Baidu, China’s most popular search engine and creator of the robotaxi, is reportedly developing a product similar to ChatGPT. On Monday, Baidu’s stock price hit its highest point since September.

A Baidu representative has remained silent about the rumours. It shouldn’t come as a surprise, though, that Baidu, which positions itself as China’s artificial intelligence field’s pioneer, would take the initiative to create the Chinese counterpart of today’s most sophisticated chatbot. The tool’s efficacy and scope of use are open questions.

Digital sovereignty, the concept that a country may determine its own “digital destiny,” has been a major factor in China’s technological progress in recent years. This concept can encompass autonomy in key software and hardware in the AI supply chain. Beijing’s repeated calls for technological autonomy in fields ranging from semiconductors to fundamental AI research have been fueled by repeated U.S. export sanctions on China.
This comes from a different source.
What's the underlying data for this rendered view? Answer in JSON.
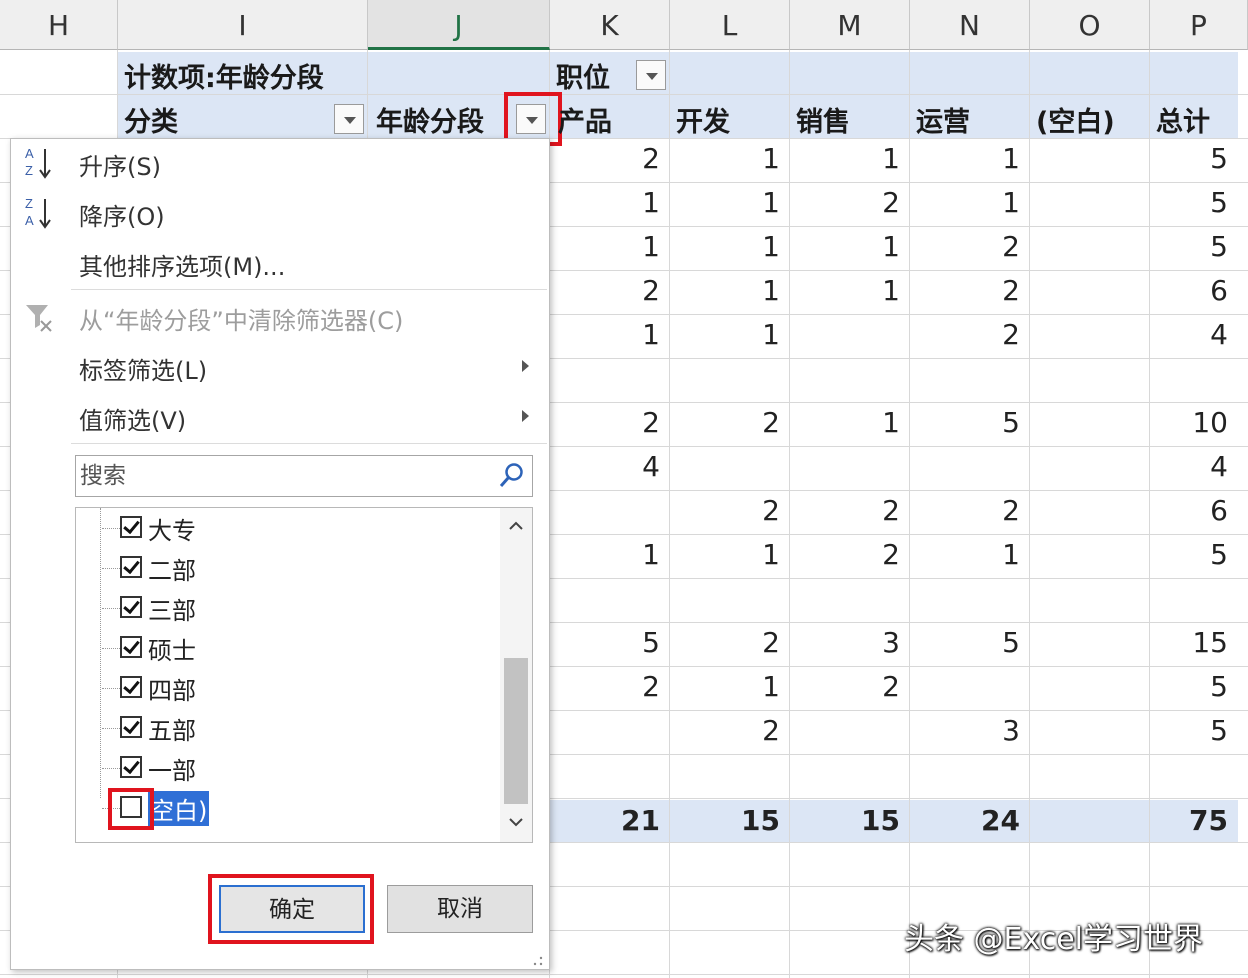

China’s IT executives and officials are probably wondering how AI may be utilised to boost productivity in their country after seeing OpenAI’s ChatGPT and seeing its potential to disrupt industries ranging from education and journalism to the service industry. China is keen on developing its own ChatGPTs for a variety of reasons, including regulating the flow of information and enabling the development of AI that can comprehend and respond to local customs and governmental structures.

According to The Wall Street Journal, Baidu’s chatbot won’t be available to the public until March, when it will be introduced with the company’s search engine. That indicates the majority of responses from the chatbot will be in Chinese. However, the deep learning model is trained on data from both China and the rest of the world, including data collected from beyond the Great Firewall.

Now we come to the intriguing part. The Baidu chatbot, like other forms of media in China, will be subject to censorship by the government. We previously reported that the company’s text-to-image tool, ERNIE-VilG, automatically ignores politically charged queries. How will Baidu balance restraining its bot with censorship and giving it enough freedom to be creative? Conversational AI can answer far more sophisticated enquiries than picture producers.

The underlying algorithms are also crucial to the success of machine learning. The Wall Street Journal reports that Baidu used an algorithm similar to that which powers ChatGPT, which was created by Google in 2017 and made publicly available. But it’s probable that the chatbot’s foundation is comprised of a number of other proprietary algorithms that Baidu has either purchased or created.

In addition to software, hardware also plays a crucial role in training deep neural networks. The loss of access to cutting-edge semiconductors used in China’s supercomputers and massive data centres is a major danger to the country’s artificial intelligence (AI) sector in the wake of U.S. chip sanctions on the country.

However, as we noted, Baidu thinks the chip prohibition has “minimal” effects on its AI business. The corporation “already had enough [chips] in hand” to meet its immediate needs. To power future high-performance computing, Baidu will rely on its in-house created Kunlun AI chip. Instead of relying solely on technology, it might focus on making its algorithms more effective.